"""
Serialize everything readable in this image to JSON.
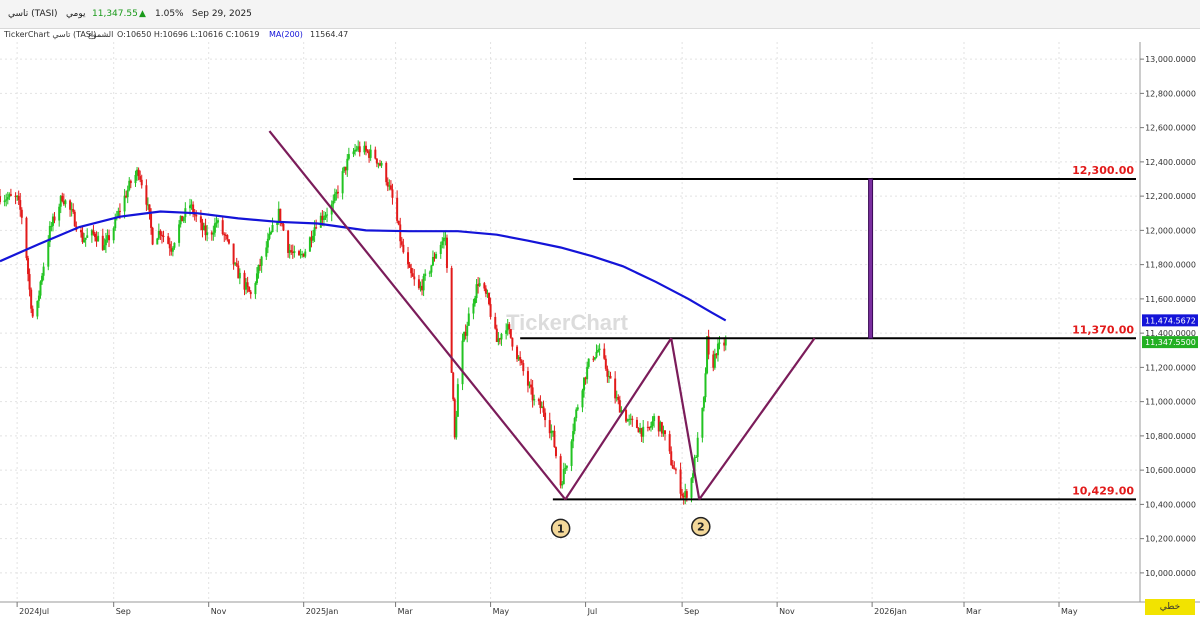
{
  "header": {
    "symbol": "تاسي (TASI)",
    "interval": "يومي",
    "last": "11,347.55",
    "change_pct": "1.05%",
    "date": "Sep 29, 2025",
    "up_color": "#1a9a1a"
  },
  "info_bar": {
    "source": "TickerChart تاسي (TASI)",
    "candles_label": "الشموع",
    "ohlc": "O:10650  H:10696  L:10616  C:10619",
    "ma_label": "MA(200)",
    "ma_value": "11564.47"
  },
  "watermark": "TickerChart",
  "mode_badge": "خطي",
  "chart_data": {
    "type": "candlestick",
    "x_tick_labels": [
      "2024Jul",
      "Sep",
      "Nov",
      "2025Jan",
      "Mar",
      "May",
      "Jul",
      "Sep",
      "Nov",
      "2026Jan",
      "Mar",
      "May"
    ],
    "x_tick_dates": [
      "2024-07-01",
      "2024-09-01",
      "2024-11-01",
      "2025-01-01",
      "2025-03-01",
      "2025-05-01",
      "2025-07-01",
      "2025-09-01",
      "2025-11-01",
      "2026-01-01",
      "2026-03-01",
      "2026-05-01"
    ],
    "y_ticks": [
      10000,
      10200,
      10400,
      10600,
      10800,
      11000,
      11200,
      11400,
      11600,
      11800,
      12000,
      12200,
      12400,
      12600,
      12800,
      13000
    ],
    "y_tick_labels": [
      "10,000.0000",
      "10,200.0000",
      "10,400.0000",
      "10,600.0000",
      "10,800.0000",
      "11,000.0000",
      "11,200.0000",
      "11,400.0000",
      "11,600.0000",
      "11,800.0000",
      "12,000.0000",
      "12,200.0000",
      "12,400.0000",
      "12,600.0000",
      "12,800.0000",
      "13,000.0000"
    ],
    "ylim": [
      9830,
      13100
    ],
    "xlim": [
      "2024-06-20",
      "2026-06-22"
    ],
    "price_close_path": [
      [
        "2024-06-20",
        12200
      ],
      [
        "2024-07-01",
        12180
      ],
      [
        "2024-07-05",
        12050
      ],
      [
        "2024-07-09",
        11650
      ],
      [
        "2024-07-12",
        11420
      ],
      [
        "2024-07-16",
        11700
      ],
      [
        "2024-07-22",
        12000
      ],
      [
        "2024-07-30",
        12200
      ],
      [
        "2024-08-06",
        12080
      ],
      [
        "2024-08-12",
        11950
      ],
      [
        "2024-08-20",
        11980
      ],
      [
        "2024-08-26",
        11900
      ],
      [
        "2024-09-01",
        12020
      ],
      [
        "2024-09-06",
        12150
      ],
      [
        "2024-09-12",
        12280
      ],
      [
        "2024-09-17",
        12350
      ],
      [
        "2024-09-22",
        12180
      ],
      [
        "2024-09-26",
        11950
      ],
      [
        "2024-10-01",
        12000
      ],
      [
        "2024-10-08",
        11900
      ],
      [
        "2024-10-14",
        12050
      ],
      [
        "2024-10-20",
        12150
      ],
      [
        "2024-10-26",
        12030
      ],
      [
        "2024-11-01",
        11960
      ],
      [
        "2024-11-06",
        12050
      ],
      [
        "2024-11-12",
        11950
      ],
      [
        "2024-11-18",
        11780
      ],
      [
        "2024-11-24",
        11680
      ],
      [
        "2024-11-28",
        11620
      ],
      [
        "2024-12-04",
        11800
      ],
      [
        "2024-12-10",
        11950
      ],
      [
        "2024-12-16",
        12100
      ],
      [
        "2024-12-22",
        11900
      ],
      [
        "2024-12-28",
        11820
      ],
      [
        "2025-01-03",
        11900
      ],
      [
        "2025-01-09",
        12050
      ],
      [
        "2025-01-15",
        12100
      ],
      [
        "2025-01-20",
        12150
      ],
      [
        "2025-01-25",
        12300
      ],
      [
        "2025-01-30",
        12420
      ],
      [
        "2025-02-04",
        12480
      ],
      [
        "2025-02-10",
        12460
      ],
      [
        "2025-02-16",
        12430
      ],
      [
        "2025-02-22",
        12340
      ],
      [
        "2025-02-28",
        12150
      ],
      [
        "2025-03-05",
        11900
      ],
      [
        "2025-03-10",
        11750
      ],
      [
        "2025-03-16",
        11650
      ],
      [
        "2025-03-22",
        11750
      ],
      [
        "2025-03-28",
        11900
      ],
      [
        "2025-04-02",
        11960
      ],
      [
        "2025-04-06",
        11200
      ],
      [
        "2025-04-08",
        10780
      ],
      [
        "2025-04-11",
        11250
      ],
      [
        "2025-04-17",
        11500
      ],
      [
        "2025-04-23",
        11700
      ],
      [
        "2025-04-29",
        11600
      ],
      [
        "2025-05-05",
        11350
      ],
      [
        "2025-05-11",
        11450
      ],
      [
        "2025-05-17",
        11300
      ],
      [
        "2025-05-23",
        11150
      ],
      [
        "2025-05-29",
        11000
      ],
      [
        "2025-06-04",
        10950
      ],
      [
        "2025-06-10",
        10800
      ],
      [
        "2025-06-15",
        10520
      ],
      [
        "2025-06-19",
        10650
      ],
      [
        "2025-06-24",
        10900
      ],
      [
        "2025-06-29",
        11100
      ],
      [
        "2025-07-04",
        11250
      ],
      [
        "2025-07-09",
        11300
      ],
      [
        "2025-07-14",
        11200
      ],
      [
        "2025-07-19",
        11050
      ],
      [
        "2025-07-24",
        10950
      ],
      [
        "2025-07-29",
        10880
      ],
      [
        "2025-08-04",
        10850
      ],
      [
        "2025-08-09",
        10800
      ],
      [
        "2025-08-14",
        10900
      ],
      [
        "2025-08-20",
        10820
      ],
      [
        "2025-08-25",
        10650
      ],
      [
        "2025-08-29",
        10550
      ],
      [
        "2025-09-02",
        10440
      ],
      [
        "2025-09-06",
        10500
      ],
      [
        "2025-09-10",
        10700
      ],
      [
        "2025-09-15",
        11000
      ],
      [
        "2025-09-17",
        11350
      ],
      [
        "2025-09-19",
        11150
      ],
      [
        "2025-09-23",
        11300
      ],
      [
        "2025-09-29",
        11347.55
      ]
    ],
    "ma_series": {
      "name": "MA(200)",
      "color": "#1414d8",
      "points": [
        [
          "2024-06-20",
          11820
        ],
        [
          "2024-07-15",
          11920
        ],
        [
          "2024-08-10",
          12020
        ],
        [
          "2024-09-05",
          12080
        ],
        [
          "2024-10-01",
          12110
        ],
        [
          "2024-10-25",
          12100
        ],
        [
          "2024-11-20",
          12070
        ],
        [
          "2024-12-15",
          12050
        ],
        [
          "2025-01-10",
          12040
        ],
        [
          "2025-02-10",
          12000
        ],
        [
          "2025-03-10",
          11995
        ],
        [
          "2025-04-10",
          11995
        ],
        [
          "2025-05-05",
          11975
        ],
        [
          "2025-05-25",
          11940
        ],
        [
          "2025-06-15",
          11900
        ],
        [
          "2025-07-05",
          11850
        ],
        [
          "2025-07-25",
          11790
        ],
        [
          "2025-08-15",
          11700
        ],
        [
          "2025-09-05",
          11600
        ],
        [
          "2025-09-20",
          11520
        ],
        [
          "2025-09-29",
          11474.5672
        ]
      ]
    },
    "horizontal_levels": [
      {
        "value": 12300,
        "label": "12,300.00",
        "from": "2025-06-23",
        "to": "2026-06-20"
      },
      {
        "value": 11370,
        "label": "11,370.00",
        "from": "2025-05-20",
        "to": "2026-06-20"
      },
      {
        "value": 10429,
        "label": "10,429.00",
        "from": "2025-06-10",
        "to": "2026-06-20"
      }
    ],
    "pattern_lines": [
      {
        "x": [
          "2024-12-10",
          "2025-06-18"
        ],
        "y": [
          12580,
          10429
        ]
      },
      {
        "x": [
          "2025-06-18",
          "2025-08-25"
        ],
        "y": [
          10429,
          11370
        ]
      },
      {
        "x": [
          "2025-08-25",
          "2025-09-12"
        ],
        "y": [
          11370,
          10429
        ]
      },
      {
        "x": [
          "2025-09-12",
          "2025-11-25"
        ],
        "y": [
          10429,
          11370
        ]
      }
    ],
    "target_bar": {
      "x": "2025-12-31",
      "from": 11370,
      "to": 12300
    },
    "markers": [
      {
        "label": "1",
        "x": "2025-06-15",
        "y": 10260
      },
      {
        "label": "2",
        "x": "2025-09-13",
        "y": 10270
      }
    ],
    "price_badges": [
      {
        "value": 11474.5672,
        "label": "11,474.5672",
        "color": "#1414d8"
      },
      {
        "value": 11347.55,
        "label": "11,347.5500",
        "color": "#22b022"
      }
    ],
    "colors": {
      "up": "#22c322",
      "down": "#e21a1a",
      "pattern": "#7b1c5a",
      "level_label": "#e21a1a",
      "level_line": "#000000"
    }
  }
}
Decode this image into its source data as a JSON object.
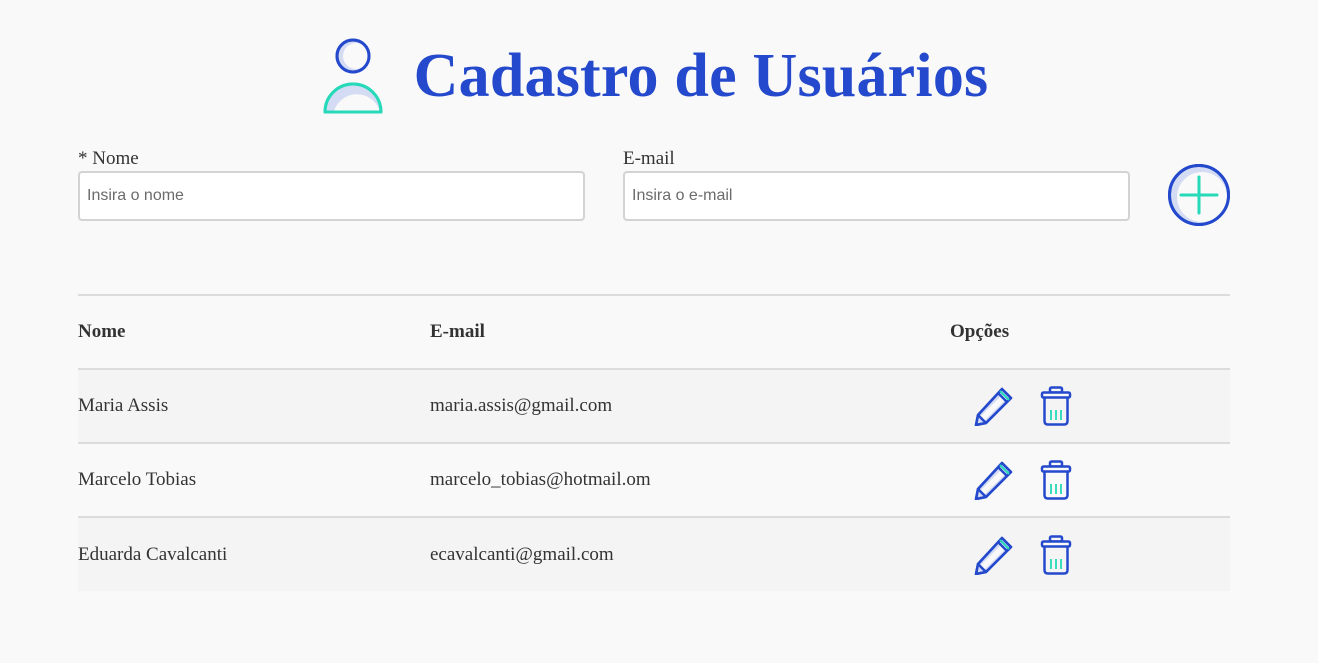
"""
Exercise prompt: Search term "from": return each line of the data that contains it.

Task answer:
        "from": "2025-06-23",
        "from": "2025-05-20",
        "from": "2025-06-10",
      "from": 11370,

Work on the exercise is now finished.